  • Deep breathing: Help your child pay attention to their body and breath. Ask them to picture a balloon in their stomach that they are trying to slowly inflate and deflate. Making this a fun activity (like with blowing bubbles) can also help them practice the skill without it feeling like “work.” 
  • Grounding object: Allow your child to take a grounding/transitional object to school. This should be a small object (something they can carry in their backpack like a button, stone, or coin). The grounding object represents the safety and comfort of their home, and can make them feel like they have part of that peace with them at school.
  • Positivity/Silver Linings: Looking for the good in each day and situation can help children cope with difficult challenges. Encourage this viewpoint by asking children what they are looking forward to at school, who they are excited to see, or what their favorite activity was each day. 

Practicing these skills consistently can help children become more comfortable with using the techniques regularly. Parents may also find these techniques helpful with managing their own worries; by actively practicing them, they are modeling healthy coping behaviors to their children.

Of course, every situation is different. There may be many other determining factors that influence a family’s decision not to return a child to in-person classes. For example, living with high-risk family members may keep children at home to avoid exposure at school. Some children may have been thriving through their virtual learning experience because there are less distractions at home. However, other children may rely on school support resources for learning, and returning to in-person classes may be the only option to utilize these services. It’s important for families to recognize their children’s needs and examine the risk and benefits of these options to help make the appropriate decision. Talking to school counselors and leadership, and keeping up to date on the latest guidance from reputable sources can also help parents make the best decisions for their family.  
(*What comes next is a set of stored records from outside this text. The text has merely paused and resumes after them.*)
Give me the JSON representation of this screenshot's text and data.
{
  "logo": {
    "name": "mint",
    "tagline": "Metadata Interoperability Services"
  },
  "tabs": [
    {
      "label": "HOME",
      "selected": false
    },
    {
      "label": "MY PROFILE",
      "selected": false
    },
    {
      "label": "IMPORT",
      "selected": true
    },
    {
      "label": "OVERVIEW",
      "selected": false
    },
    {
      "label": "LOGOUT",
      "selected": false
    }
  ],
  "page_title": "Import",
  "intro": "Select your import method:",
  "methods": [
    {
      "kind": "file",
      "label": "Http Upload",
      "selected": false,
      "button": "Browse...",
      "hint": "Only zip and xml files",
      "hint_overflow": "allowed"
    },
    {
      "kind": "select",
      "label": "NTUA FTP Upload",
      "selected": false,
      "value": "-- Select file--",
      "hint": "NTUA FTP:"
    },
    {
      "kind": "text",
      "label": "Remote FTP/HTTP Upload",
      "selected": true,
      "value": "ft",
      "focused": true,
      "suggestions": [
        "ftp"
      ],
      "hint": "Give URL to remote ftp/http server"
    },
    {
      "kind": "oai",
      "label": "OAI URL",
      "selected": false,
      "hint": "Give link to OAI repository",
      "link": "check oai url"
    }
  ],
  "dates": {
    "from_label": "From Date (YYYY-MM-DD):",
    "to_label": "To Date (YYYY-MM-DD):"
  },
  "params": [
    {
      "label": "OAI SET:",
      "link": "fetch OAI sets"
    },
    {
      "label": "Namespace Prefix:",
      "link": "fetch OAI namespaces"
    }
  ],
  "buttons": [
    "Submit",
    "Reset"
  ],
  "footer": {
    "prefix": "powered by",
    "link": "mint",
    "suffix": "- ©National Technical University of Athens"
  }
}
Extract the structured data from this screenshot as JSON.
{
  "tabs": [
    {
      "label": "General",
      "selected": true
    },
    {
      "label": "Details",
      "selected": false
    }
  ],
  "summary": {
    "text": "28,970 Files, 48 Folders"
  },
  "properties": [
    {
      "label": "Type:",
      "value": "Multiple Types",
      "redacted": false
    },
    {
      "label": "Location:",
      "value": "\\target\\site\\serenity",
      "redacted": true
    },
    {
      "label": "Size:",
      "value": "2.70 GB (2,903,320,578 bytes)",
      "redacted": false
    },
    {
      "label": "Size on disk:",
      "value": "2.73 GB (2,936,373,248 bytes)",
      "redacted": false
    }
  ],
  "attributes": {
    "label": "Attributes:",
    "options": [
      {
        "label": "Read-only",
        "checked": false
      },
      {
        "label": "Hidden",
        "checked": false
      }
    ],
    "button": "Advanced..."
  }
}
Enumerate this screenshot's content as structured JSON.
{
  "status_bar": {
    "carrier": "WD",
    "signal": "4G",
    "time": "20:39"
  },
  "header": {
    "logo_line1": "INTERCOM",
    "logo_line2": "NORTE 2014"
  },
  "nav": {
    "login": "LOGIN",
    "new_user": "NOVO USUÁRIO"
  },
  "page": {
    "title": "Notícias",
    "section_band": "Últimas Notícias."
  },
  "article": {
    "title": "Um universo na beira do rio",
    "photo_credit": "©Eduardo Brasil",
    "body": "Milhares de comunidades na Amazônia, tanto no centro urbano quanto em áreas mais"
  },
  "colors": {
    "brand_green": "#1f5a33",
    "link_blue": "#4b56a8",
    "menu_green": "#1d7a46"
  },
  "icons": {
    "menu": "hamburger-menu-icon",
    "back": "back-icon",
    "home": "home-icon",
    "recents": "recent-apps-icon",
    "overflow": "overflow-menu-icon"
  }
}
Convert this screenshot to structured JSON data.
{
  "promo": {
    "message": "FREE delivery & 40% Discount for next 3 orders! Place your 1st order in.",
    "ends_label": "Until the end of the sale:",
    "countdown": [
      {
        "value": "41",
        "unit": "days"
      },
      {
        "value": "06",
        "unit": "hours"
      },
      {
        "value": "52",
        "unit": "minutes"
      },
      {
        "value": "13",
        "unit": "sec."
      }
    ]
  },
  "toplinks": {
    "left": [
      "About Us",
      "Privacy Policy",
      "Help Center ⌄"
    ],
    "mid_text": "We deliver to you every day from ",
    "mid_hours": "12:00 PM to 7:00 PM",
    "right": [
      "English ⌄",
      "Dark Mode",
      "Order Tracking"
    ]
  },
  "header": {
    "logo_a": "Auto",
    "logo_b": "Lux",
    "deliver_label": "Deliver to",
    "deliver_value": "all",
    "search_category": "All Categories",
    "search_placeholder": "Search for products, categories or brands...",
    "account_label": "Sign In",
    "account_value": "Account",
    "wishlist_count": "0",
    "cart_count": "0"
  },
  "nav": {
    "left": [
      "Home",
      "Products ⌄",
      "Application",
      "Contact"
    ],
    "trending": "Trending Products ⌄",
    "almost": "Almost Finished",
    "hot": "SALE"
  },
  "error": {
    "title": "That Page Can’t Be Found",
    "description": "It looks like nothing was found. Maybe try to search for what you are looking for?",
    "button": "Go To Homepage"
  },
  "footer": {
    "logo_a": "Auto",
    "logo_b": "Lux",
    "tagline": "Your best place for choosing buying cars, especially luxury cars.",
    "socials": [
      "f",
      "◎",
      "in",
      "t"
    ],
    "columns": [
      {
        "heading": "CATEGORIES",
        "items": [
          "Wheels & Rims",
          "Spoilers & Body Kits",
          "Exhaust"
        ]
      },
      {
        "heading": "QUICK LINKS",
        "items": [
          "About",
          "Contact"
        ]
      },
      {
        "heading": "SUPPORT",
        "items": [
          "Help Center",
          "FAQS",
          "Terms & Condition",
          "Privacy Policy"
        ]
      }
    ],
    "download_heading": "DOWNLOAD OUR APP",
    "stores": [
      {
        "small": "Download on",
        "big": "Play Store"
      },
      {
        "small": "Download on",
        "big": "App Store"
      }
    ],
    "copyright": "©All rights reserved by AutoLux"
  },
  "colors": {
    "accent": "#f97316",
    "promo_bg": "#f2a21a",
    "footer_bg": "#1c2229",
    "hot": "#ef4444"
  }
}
These tips and strategies can support parents as they navigate these adjustments with their children. It’s important to note though that if a child’s behavioral problems are becoming more frequent, more severe, or unmanageable, it is important to speak with their pediatrician to explore possible solutions or resources that are available. 

Being aware of your childrens’ physical and mental health needs, following health guidelines, and staying informed of changes in your community can help with the upcoming adjustments and transitions. As parents support their children and care for their families, it’s also important for them to check in and regulate their own anxieties, as it can set the stage for how your child reacts to the situation as well.